Carla Bartolucci founded Bionaturae 18 years ago with her Italian husband. She has two children and worries about toxic chemicals just like we do. She’s been feeding her own family organic foods for many, many years in an effort to keep their toxic chemical exposure to a minimum.
I found her personal insight on food packaging, BPA alternatives and the canning industry to be a breath of fresh air. Here’s what we talked about…
What’s taking so long to complete the shift to BPA-free cans?
Carla explained that there’s an awful lot that goes into food packaging.
It’s a very difficult process to determine what effects the packaging has on the food it contains and it’s hard to get answers from the industry. Over the years, I learned everything I know by doing non-stop investigation for the health of my own family. I see myself as just another mom, asking the same questions you’re asking. The only difference is that I’m doing it right in the middle of the big canning industry meetings. And you can be sure that I get the same exasperated looks you do.
She went on to say that once you find a suitable lining, the trouble doesn’t end there.
On top of finding a truly safer substitute, it’s hard to convince the big canning industry to make such a drastic change, especially if you’re small. Muir Glen was able to convince the industry because they were able to gather enough media attention to make it happen.
Eden Foods reported having to work hard to convince one of their suppliers to fill an order for an older, resin-based can lining. Good magazine quotes Pamela Stepka, the company’s food safety coordinator, as saying, “To this day, what we order is a special order. They have to clear the line at the factory.”
For smaller outfits, it’s worse yet. We’ve heard the same sentiment from several smaller canned food makers, such as Two Guys in Vermont, who explained that they don’t have Eden’s influence or buying power, so they’re unable to convince packaging companies to work with their small orders. They opted for glass packaging instead.
The Packaging Process and its Effects on the Lining of Canned Foods
Carla was careful to point out that some of the difficulty lies in the canning process.
First the product is placed in the can, the cap is put in place, and then it’s submerged in a bath of boiling water (anyone who’s canned food at home understands this process well). Here’s where the problem comes in: chemical leaching can happen right when the food is added to the can. We all know that the more you cook the tomatoes, the better they taste, right?

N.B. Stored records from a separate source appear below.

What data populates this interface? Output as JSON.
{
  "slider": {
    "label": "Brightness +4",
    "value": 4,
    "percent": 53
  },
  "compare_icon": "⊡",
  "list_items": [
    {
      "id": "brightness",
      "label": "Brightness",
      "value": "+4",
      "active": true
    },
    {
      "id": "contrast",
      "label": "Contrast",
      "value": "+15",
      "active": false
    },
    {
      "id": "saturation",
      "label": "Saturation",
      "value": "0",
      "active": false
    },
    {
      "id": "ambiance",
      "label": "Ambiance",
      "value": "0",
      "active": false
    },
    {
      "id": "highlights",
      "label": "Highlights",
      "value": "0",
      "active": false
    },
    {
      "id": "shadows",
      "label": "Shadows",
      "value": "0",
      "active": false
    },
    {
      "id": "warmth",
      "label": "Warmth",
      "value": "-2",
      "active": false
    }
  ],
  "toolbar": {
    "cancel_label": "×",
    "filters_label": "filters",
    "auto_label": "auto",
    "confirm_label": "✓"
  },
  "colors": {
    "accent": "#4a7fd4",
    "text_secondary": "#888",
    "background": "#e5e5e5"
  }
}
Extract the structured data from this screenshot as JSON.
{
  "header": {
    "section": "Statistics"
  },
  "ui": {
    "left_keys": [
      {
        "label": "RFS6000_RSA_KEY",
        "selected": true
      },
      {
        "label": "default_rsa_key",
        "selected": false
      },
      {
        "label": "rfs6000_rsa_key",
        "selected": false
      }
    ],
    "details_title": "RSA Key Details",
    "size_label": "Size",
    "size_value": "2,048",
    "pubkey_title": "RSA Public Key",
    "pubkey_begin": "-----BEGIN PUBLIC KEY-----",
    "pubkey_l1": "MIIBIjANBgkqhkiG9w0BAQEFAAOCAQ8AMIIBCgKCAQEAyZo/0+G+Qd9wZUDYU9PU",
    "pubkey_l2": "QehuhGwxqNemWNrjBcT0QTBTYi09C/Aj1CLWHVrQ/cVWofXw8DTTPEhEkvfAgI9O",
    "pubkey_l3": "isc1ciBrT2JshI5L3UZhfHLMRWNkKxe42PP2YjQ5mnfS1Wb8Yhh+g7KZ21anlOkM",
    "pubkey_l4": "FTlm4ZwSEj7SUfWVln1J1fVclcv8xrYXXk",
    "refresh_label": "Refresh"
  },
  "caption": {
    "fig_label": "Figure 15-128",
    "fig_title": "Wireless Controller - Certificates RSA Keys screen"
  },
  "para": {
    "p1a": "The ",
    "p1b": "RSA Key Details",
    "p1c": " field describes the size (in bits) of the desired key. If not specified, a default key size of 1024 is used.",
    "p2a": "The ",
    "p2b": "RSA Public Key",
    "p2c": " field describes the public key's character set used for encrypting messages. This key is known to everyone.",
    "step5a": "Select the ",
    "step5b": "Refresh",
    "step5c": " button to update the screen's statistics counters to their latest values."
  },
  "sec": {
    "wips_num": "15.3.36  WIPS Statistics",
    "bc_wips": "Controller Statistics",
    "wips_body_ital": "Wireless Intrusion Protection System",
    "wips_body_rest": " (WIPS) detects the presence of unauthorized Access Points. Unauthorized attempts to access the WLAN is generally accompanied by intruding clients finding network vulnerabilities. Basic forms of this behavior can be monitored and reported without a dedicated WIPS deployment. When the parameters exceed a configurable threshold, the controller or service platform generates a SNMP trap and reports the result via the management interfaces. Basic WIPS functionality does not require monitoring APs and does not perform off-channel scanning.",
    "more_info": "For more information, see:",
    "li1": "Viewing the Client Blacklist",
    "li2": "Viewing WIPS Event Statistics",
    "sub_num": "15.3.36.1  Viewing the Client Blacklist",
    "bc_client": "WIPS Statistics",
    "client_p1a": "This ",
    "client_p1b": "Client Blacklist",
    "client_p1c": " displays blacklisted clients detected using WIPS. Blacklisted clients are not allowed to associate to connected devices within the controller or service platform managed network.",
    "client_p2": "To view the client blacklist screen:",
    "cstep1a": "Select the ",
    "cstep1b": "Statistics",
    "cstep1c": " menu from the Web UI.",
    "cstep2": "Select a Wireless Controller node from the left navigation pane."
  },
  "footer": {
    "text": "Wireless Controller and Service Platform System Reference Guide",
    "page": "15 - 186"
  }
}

So if you’re a manufacturer who’s not concerned about heat, even more leaching can occur.
I’m sure you’re aware that the FDA continues to say that BPA is safe in plastics if you don’t heat it. Well, in this case it’s already been heated before you ever got it home, so you need a lining that can withstand the heating process, as well as a company who uses lower temperatures to process the tomatoes.
A Safer Alternative to BPA
So what did the Bionaturae team finally decide to use for their new BPA-free can linings? They researched a wide range of alternatives from BPS to BPF, PVC, polyester and polypropylene. After extensive experimentation and testing, they finally settled on a polyester coating that contains no PVC. Bionaturae’s BPA-free canned tomatoes now sport a new label that clearly states: “The lining of this can was produced without BPA.” No guessing which cans are which? What a rarity!
On a final note, Carla wanted to be sure we understood that their new lining does not guarantee a 100% BPA free product due to the possibility of cross-contamination with other lining material that does contain BPA when the tin is manufactured. At this time, she doesn’t know of any dedicated BPA free tin or can manufacturing facilities. But that’s the great thing about trustworthy companies like Bionaturae – we can actually believe it when they promise to to stay on top of the issue and make every effort to supply us with the safest option available.
P.S. You should also know that all Bionaturae tomatoes are grown on their farm, packed fresh, and never stored in plastic or repacked.